Assignment → Please report how many lines in the data below contain "video". Nothing besides the number should be written.

Given data →
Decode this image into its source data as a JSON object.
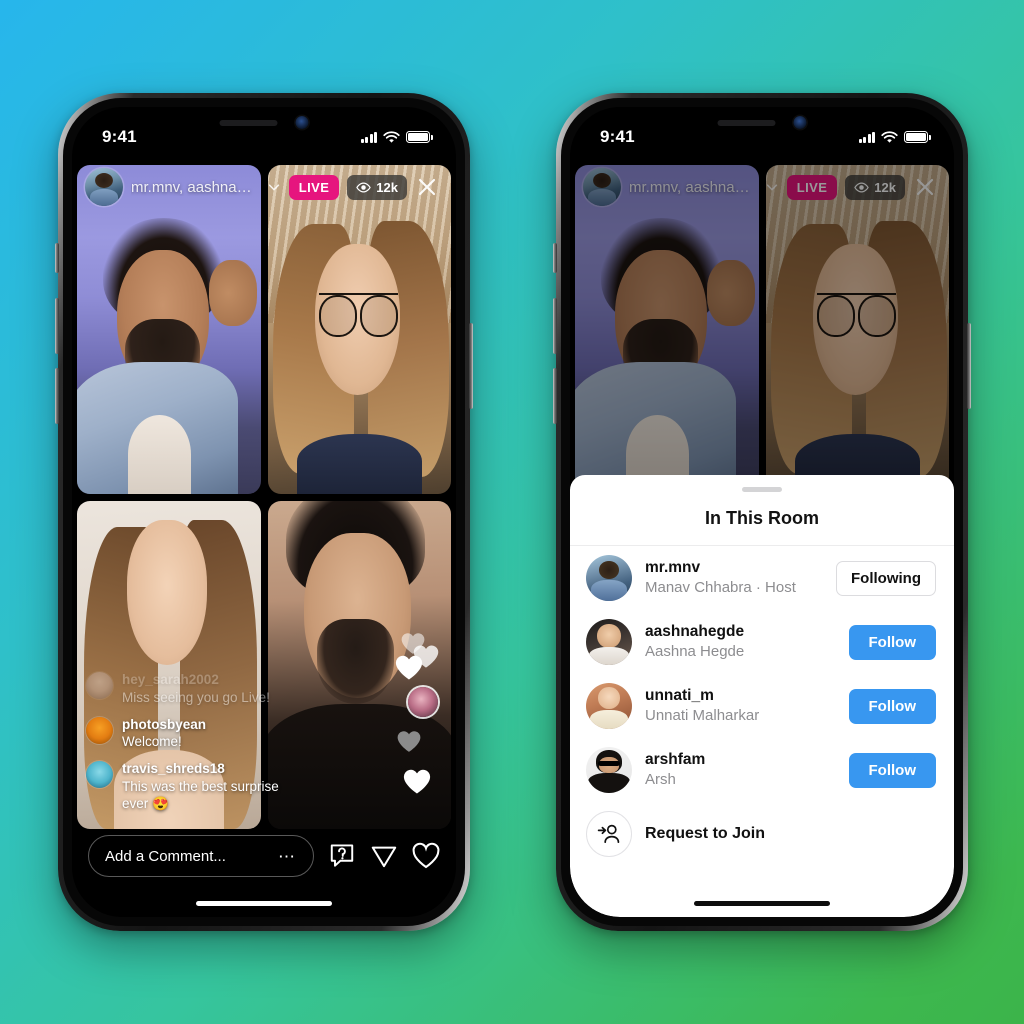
{
  "background": {
    "from": "#27b6ec",
    "mid": "#36c59e",
    "to": "#3cb44a"
  },
  "colors": {
    "live_badge": "#E6157E",
    "follow_blue": "#3897F0",
    "text_muted": "#8d8d90"
  },
  "phones": {
    "live": {
      "status_bar": {
        "time": "9:41",
        "signal_icon": "cellular-bars-icon",
        "wifi_icon": "wifi-icon",
        "battery_icon": "battery-icon"
      },
      "header": {
        "host_avatar": "host-avatar",
        "participants_label": "mr.mnv, aashnahe...",
        "chevron_icon": "chevron-down-icon",
        "live_badge": "LIVE",
        "viewers": "12k",
        "viewers_icon": "eye-icon",
        "close_icon": "close-icon"
      },
      "tiles": [
        {
          "name": "participant-video-1"
        },
        {
          "name": "participant-video-2"
        },
        {
          "name": "participant-video-3"
        },
        {
          "name": "participant-video-4"
        }
      ],
      "comments": [
        {
          "user": "hey_sarah2002",
          "text": "Miss seeing you go Live!",
          "faded": true
        },
        {
          "user": "photosbyean",
          "text": "Welcome!",
          "faded": false
        },
        {
          "user": "travis_shreds18",
          "text": "This was the best surprise ever 😍",
          "faded": false
        }
      ],
      "bottom_bar": {
        "comment_placeholder": "Add a Comment...",
        "more_icon": "ellipsis-icon",
        "question_icon": "question-bubble-icon",
        "share_icon": "paper-plane-icon",
        "like_icon": "heart-icon"
      },
      "home_indicator": "home-indicator"
    },
    "room": {
      "status_bar": {
        "time": "9:41",
        "signal_icon": "cellular-bars-icon",
        "wifi_icon": "wifi-icon",
        "battery_icon": "battery-icon"
      },
      "header": {
        "participants_label": "mr.mnv, aashnahe...",
        "chevron_icon": "chevron-down-icon",
        "live_badge": "LIVE",
        "viewers": "12k",
        "viewers_icon": "eye-icon",
        "close_icon": "close-icon"
      },
      "sheet": {
        "grabber": "sheet-grabber",
        "title": "In This Room",
        "members": [
          {
            "username": "mr.mnv",
            "fullname": "Manav Chhabra · Host",
            "action": "Following",
            "action_style": "following"
          },
          {
            "username": "aashnahegde",
            "fullname": "Aashna Hegde",
            "action": "Follow",
            "action_style": "follow"
          },
          {
            "username": "unnati_m",
            "fullname": "Unnati Malharkar",
            "action": "Follow",
            "action_style": "follow"
          },
          {
            "username": "arshfam",
            "fullname": "Arsh",
            "action": "Follow",
            "action_style": "follow"
          }
        ],
        "request_row": {
          "icon": "person-add-icon",
          "label": "Request to Join"
        }
      },
      "home_indicator": "home-indicator"
    }
  }
}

Result → 4